What we do depends on the kind of query you have. In some cases it is much faster under SQL; other times it is much faster under OLAP. So it is really nice to have the two.
For example, where OLAP is really much faster than SQL is when you want to do cross-simulation queries. Let’s say you want to go find a six-residue helix in 4,000 simulations, it’s really fast for things like that.
What kind of knowledge mining can you do with your data?
I am happy right now with the system and how it is working. So now we are still generating data and also getting in there and mining the data, getting interesting things out of this database. This flurry [of papers] is really because we are … trying to answer scientific questions.
Along the way we thought we discovered a new form of secondary structure and on the eve of publishing found it had been proposed by others — [Nobel Laureate Linus Pauling and Robert Corey, both of the California Institute of Technology] — and that we had been scooped by over 50 years. … They had predicted it and we ended up seeing it in our simulation. This rare structure, we think, is linked to amyloidosis in Alzheimer’s and mad cow disease. It is one of those transient excursions that we were able to see through molecular dynamics and one that we think is linked to pathology.
It is an example … showing that excursions are really important, that we have to really look at how proteins are really moving. We took these models from the simulations and have been doing drug design. We have things that weakly inhibit propagation of prion diseases and submitted a patent a few months ago.
I think there is going to be a lot [of information in the simulations about] SNPs, things you cannot see in the average crystal structure. The excursions, the variants … the mutations aren’t enough to kill you; people live with these. There are subtle effects and they really are not seen in the static state.
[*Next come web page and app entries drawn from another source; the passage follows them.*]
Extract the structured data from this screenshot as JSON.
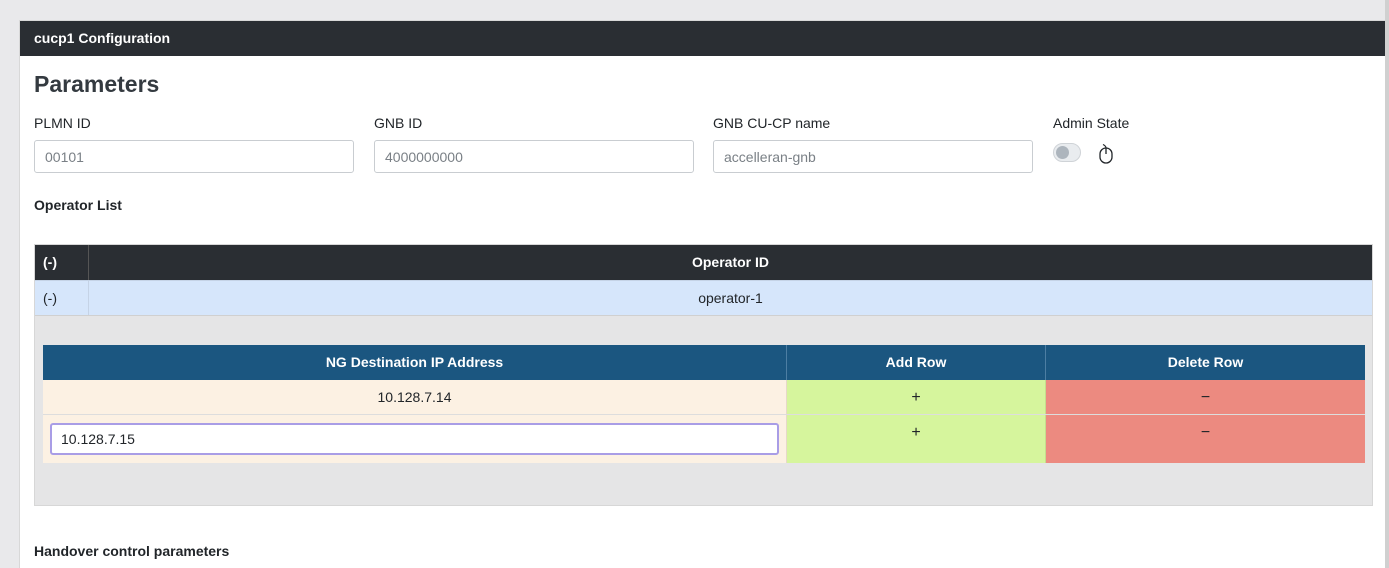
{
  "panel": {
    "title": "cucp1 Configuration"
  },
  "parameters": {
    "title": "Parameters",
    "fields": [
      {
        "label": "PLMN ID",
        "placeholder": "00101"
      },
      {
        "label": "GNB ID",
        "placeholder": "4000000000"
      },
      {
        "label": "GNB CU-CP name",
        "placeholder": "accelleran-gnb"
      }
    ],
    "admin_state": {
      "label": "Admin State",
      "enabled": false,
      "icon": "mouse-icon"
    }
  },
  "operator_list": {
    "label": "Operator List",
    "headers": {
      "toggle": "(-)",
      "operator_id": "Operator ID"
    },
    "rows": [
      {
        "toggle": "(-)",
        "operator_id": "operator-1"
      }
    ],
    "ng_table": {
      "headers": {
        "ip": "NG Destination IP Address",
        "add": "Add Row",
        "delete": "Delete Row"
      },
      "rows": [
        {
          "ip": "10.128.7.14",
          "add": "+",
          "delete": "−"
        }
      ],
      "editing_row": {
        "value": "10.128.7.15",
        "add": "+",
        "delete": "−"
      }
    }
  },
  "handover": {
    "label": "Handover control parameters"
  },
  "colors": {
    "header_dark": "#2a2e33",
    "ng_header": "#1b5680",
    "selected_row": "#d6e6fb",
    "ip_cell": "#fcf1e3",
    "add_cell": "#d6f59d",
    "delete_cell": "#ec8a80"
  }
}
It’s exciting after you have worked for years collecting the data, you would like to think you can do something with them.